You also offer workshops through your business, and have written a watercolor how-to book. What do you love about teaching other artists/aspiring artists?
Teaching is my biggest passion. I love it. Art was something that I always did but never thought I was good at… when I came across the right materials with watercolor and calligraphy, I felt like a gift had been given to me. It changed EVERYTHING. It changed how I learned and developed as an artist; it’s transformed my style and voice, and I want to give that back to people. Everyone is created to be creative and so many people that message me or come to my workshops tell me they’re “not creative” or can’t do this or that, and I want to prove them wrong. It’s sort of like a game or challenge for me; because once I found my groove with art, it’s been so freeing and I want other people to have that.

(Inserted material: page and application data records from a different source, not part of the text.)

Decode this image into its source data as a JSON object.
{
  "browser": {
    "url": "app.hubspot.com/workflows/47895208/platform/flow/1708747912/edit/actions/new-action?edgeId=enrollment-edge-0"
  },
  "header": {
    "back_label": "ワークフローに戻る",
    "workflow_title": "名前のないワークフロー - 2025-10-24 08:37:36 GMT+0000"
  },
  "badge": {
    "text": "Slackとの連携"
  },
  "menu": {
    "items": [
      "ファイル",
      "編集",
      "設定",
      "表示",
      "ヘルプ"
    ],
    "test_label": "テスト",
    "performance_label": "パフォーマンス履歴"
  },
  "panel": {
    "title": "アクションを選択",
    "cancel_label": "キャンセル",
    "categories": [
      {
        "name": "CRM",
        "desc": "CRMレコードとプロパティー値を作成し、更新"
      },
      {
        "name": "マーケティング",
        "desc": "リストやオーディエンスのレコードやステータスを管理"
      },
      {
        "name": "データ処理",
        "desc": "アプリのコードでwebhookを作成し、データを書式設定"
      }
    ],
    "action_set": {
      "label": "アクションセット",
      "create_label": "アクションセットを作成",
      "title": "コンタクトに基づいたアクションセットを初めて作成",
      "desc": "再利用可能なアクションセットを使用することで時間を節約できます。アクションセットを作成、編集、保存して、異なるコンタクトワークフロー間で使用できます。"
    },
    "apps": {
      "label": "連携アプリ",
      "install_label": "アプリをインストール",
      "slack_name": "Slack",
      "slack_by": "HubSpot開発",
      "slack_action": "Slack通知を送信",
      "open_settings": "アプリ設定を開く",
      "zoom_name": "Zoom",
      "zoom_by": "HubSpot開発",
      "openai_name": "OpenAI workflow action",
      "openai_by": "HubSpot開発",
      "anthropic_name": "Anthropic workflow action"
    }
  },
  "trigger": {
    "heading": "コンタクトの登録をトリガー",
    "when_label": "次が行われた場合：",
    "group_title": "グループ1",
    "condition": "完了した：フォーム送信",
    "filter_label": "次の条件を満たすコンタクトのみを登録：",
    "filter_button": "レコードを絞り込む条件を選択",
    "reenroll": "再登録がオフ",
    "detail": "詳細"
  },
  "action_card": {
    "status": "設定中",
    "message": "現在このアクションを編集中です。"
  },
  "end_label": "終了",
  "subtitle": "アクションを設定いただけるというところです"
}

Who are some artists that influence your work?
Matisse has always been an all-time favorite, along with Van Gogh; but the community of artists we have now, including designers is constantly inspiring me.
How does watercolor inspire you, and what makes it your medium of choice?
I’ve tried many other mediums and nothing ever clicked with me like watercolor did. It’s just, in a way, more freeing and forgiving than others I’ve tried. It’s so easy to get lost in it when you’re watching colors blend on their own, right in front of your eyes. It’s magic!
We made it to Park City and our cabin is ????????????! Make sure to check stories for the trip + tour of our plaaaaace. Also, thought I’d leave this here. The ending steps of a piece I posted a couple days ago using my synthetic sable round brushes from @princetonbrush with @winsorandnewton professional level watercolor and @legionpaper Stonehenge Aqua coldpressed paper. What an ALLSTAR lineup, an I right?? Also, if any of you Park City folk have any food and beverage recommendations I’m allllll ears ???? #monvoir #watercolor #watercolour #watercolors #watercolorvideo #art #artwork #paint #painting
Can you describe your creative process?
Well, this depends on what I’m working on. For custom stationery, for example, I’m usually going off of textures and imagery, specific color palettes, etc. that the client has sent over, so I usually spend some time before painting to sketch out ideas, map where I’d like watercolor to go within the set of stationery, where the calligraphy will go, what printing methods would work best for what we’re wanting to achieve, etc. Then from there, I typically pull up images of specific flowers or subjects they’re wanting included and go from there. If they’re wanting a looser style of painting, I don’t sketch beforehand, but if it’s something more realistic, with multiple layers, etc., then I’ll get my sketch down and start painting! If I’m painting for non-client work, I try to relieve myself of any and all boundaries. Because my client work usually has guides to follow like a color palette, or specific subject, etc. I try to give myself some time to just paint what comes to mind or what sounds exciting to me. I’ve been really into textiles recently, and patterns, and just watching the paint do its thing while painting simple strokes.
Do you have any favorite Princeton brushes?
My three favorite brushes are the Heritage series 4050, synthetic sable hair round size 2, 6, and 16. I use nothing else. I’ve been using Princeton brushes for years and having the right hair with watercolor makes all of the difference. I love the flexibility of these brushes and how they can snap back and forth between a wide stroke and a thin line. I’ve used other brands of brushes that will just flop over like a wet mop with water is applied, making it difficult to use the 2-in-1 quality of round tip brushes. No fun. These brushes are my all-time favorites.
Jenna’s book “Everyday Watercolor” can be pre-ordered on Amazon (October 2017 release) HERE
Mon Voir website: http://www.monvoir.com